As a result, people who were able to keep their investments and who could still afford their mortgages should be seeing more favorable numbers now. It doesn’t help the people who had to cash out their investments to pay for college tuition during those years, and it doesn’t erase the fact that many people who wanted to retire couldn’t. But as the US Community Credit Union points out, many people who kept their investments intact didn’t lose the actual money they invested.
“It’s not like losing money on paper is fun, but in the worst financial crisis in nearly a century, owning a home was still the best way to keep safe. If you lost some of the value of your home, but waited the recession out, you’re probably back to where you were before 2008, if not ahead. That’s as safe as it gets,” the credit union states.
4. People (bankers) see what they’re paid to see
During the entire housing debacle and subsequent recession, America loved to hate its big banks. We still do, in fact, largely because most people weren’t penalized for ruining our economy in their quest to make a quick buck.

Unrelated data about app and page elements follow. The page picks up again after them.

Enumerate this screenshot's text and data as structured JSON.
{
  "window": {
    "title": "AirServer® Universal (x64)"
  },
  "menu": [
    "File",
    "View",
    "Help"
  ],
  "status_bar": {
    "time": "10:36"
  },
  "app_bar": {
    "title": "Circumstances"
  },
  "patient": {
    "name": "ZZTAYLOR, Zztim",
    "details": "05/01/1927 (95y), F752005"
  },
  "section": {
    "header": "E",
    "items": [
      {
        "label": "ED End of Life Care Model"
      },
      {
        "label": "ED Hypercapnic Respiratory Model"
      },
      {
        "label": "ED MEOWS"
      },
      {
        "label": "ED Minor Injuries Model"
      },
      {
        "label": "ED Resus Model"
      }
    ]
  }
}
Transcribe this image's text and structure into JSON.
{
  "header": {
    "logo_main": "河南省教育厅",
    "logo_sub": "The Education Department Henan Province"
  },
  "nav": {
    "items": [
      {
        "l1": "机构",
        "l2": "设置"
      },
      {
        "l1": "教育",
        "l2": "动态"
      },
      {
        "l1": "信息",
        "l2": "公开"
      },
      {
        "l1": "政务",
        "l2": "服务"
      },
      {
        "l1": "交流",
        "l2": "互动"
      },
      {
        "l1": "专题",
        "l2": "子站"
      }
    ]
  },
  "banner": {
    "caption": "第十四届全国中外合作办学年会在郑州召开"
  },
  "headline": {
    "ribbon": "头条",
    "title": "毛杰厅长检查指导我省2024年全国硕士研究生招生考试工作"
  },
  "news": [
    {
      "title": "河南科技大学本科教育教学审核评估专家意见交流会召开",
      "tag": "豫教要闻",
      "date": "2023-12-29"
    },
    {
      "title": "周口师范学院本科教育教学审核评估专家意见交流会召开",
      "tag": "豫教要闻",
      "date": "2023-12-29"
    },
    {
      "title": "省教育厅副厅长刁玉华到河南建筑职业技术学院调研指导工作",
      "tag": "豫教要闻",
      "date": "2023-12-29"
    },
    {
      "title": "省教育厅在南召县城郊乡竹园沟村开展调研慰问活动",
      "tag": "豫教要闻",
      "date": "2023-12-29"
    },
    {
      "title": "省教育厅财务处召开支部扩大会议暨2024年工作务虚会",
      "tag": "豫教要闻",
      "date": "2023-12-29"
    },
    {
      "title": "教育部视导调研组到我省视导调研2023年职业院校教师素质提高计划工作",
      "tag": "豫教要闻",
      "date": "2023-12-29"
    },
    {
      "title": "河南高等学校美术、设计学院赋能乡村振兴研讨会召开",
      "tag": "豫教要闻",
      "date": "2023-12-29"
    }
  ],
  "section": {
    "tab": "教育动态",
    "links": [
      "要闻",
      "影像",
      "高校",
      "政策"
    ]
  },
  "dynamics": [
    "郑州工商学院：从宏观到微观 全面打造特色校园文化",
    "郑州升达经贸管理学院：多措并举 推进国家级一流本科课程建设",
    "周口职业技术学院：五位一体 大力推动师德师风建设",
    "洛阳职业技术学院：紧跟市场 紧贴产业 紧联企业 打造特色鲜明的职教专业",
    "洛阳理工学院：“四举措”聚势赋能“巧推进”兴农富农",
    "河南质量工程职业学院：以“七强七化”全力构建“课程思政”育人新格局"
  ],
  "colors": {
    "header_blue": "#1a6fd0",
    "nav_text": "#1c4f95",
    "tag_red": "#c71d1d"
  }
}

Though some may have turned a blind eye to the looming issue, a deeper explanation is that most of Wall Street was incentivized to see the glass as half full. Before the bubble, mortgage brokers earned about $2,000 for a fixed rate mortgage deal, but earned $10,000 for a sub-prime variable rate loan. In other words, they were monetarily encouraged to take the risk and buy up bad mortgages. “If people are paid to not see the risks, then they will not see them,” Modest Money summarized.